(Pauline Blazek from Generation to Generation: Czech Foods, Customs and Traditions, Texas Style! by the Historical Society of the Catholic Czech Club of Dallas, 1980)

1 lb. boneless meat
2 tsp. lard or bacon drippings
1 onion
clove of garlic
potatoes
1/2 tsp. caraway seed
1 heaping Tbsp. flour
dash paprika
salt to taste

Fry onion in lard until golden brown. Add meat, salt, garlic and caraway. Cook slowly until the grease from the meat evaporate out, 10-15 minutes. Add flour and brown. Add enough warm water to cover meat. Cook about 1 hour. Add as many potatoes as you like and cook until they are done. Sprinkle with paprika. Serves 4-5 according to amount of potatoes.

Goulash or Gulas
(This recipe from Willa Mae Cervenka appears in Czech Reflections: Recipes, Memories and History from the McLennan-Hill Chapter of the Czech Heritage Society, 1994 and also in the Czech Heritage Cookbook from Travis-Williamson Counties Czech Heritage Society, 1996. However, in Czech Reflections, Ms. Cervenka credits the recipe to Vladimir and Katerina Adamek, Czechoslovakia.)
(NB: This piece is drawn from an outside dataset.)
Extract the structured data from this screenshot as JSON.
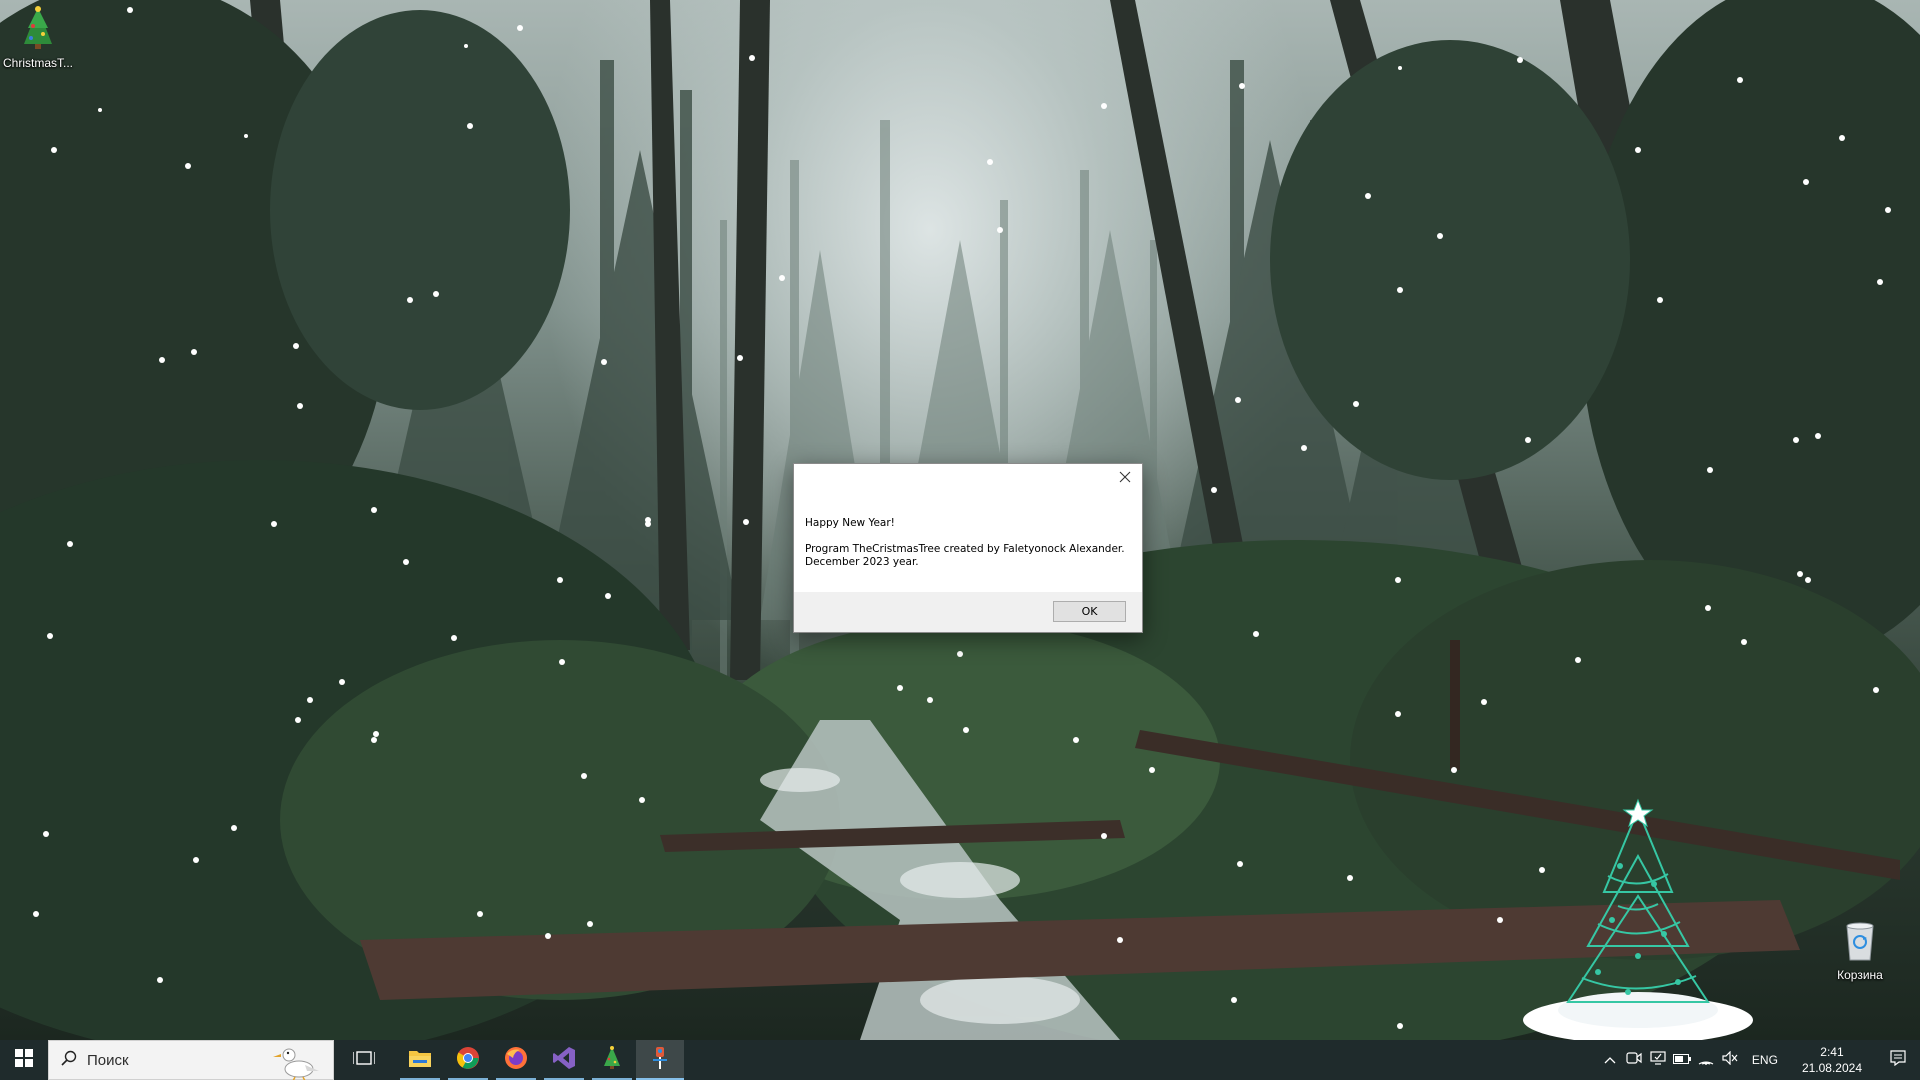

2 T. bacon grease, lard or oil
1 1/2 lb. cubed beef or pork (or 1/2 of each)
1 1/2 lg. onion, chopped
1 T. paprika
1/2 tsp. pepper
1 tsp. salt, to taste
2 bay leaves (opt.)
1 1/2 T. flour
1/2 can beer
1/2 c. catsup

In skillet, have the grease hot, then add the cubed beef and cook until broan. Add to this the chopped onions and saute. Put all this into a large pot and add enough water to cover. Add paprika, pepper, salt and bay leaves. Let this come to a boil, then simmer for 1 1/2 hours. In separate bowl, mix the flour into 1 cup water. Stir well - prevent lumps. (Use cool water.) Ten minutes before the goulash is done, add the flour mixture. The 5 minutes before serving, add the beer and catsup. When serving, pour over portions of cooked dumplings or cooked cubed potatoes. Do not overcook the potatoes.

Good Stew
(Hattie Kolar from Czech Reflections: Recipes, Memories and History from the McLennan-Hill Chapter of the Czech Heritage Society, 1994)

2 lbs. meat
1 teaspoon salt
onion
garlic
1/2 teaspoon cumin
1/2 bay leaf
1/2 cup tomato juice
1 tablespoon chile powder
1/2 teaspoon chile pepper
1/4 teaspoon poultry seasoning

Brown meat, then add onion and saute a little, add other ingredients and cook until almost done. Add potatoes about 20 minutes before it is finished.

* The book Czech Reflections also contains recipes for Gulasova Polevka (Goulash Soup) and Pivovarksy Gulas (Beer Hall Goulash) submitted by Alden Blanar Smith. Ms. Cervenka also submitted a recipe for Goulash under her own name that differs from hers above in that it includes celery, but omits the beer.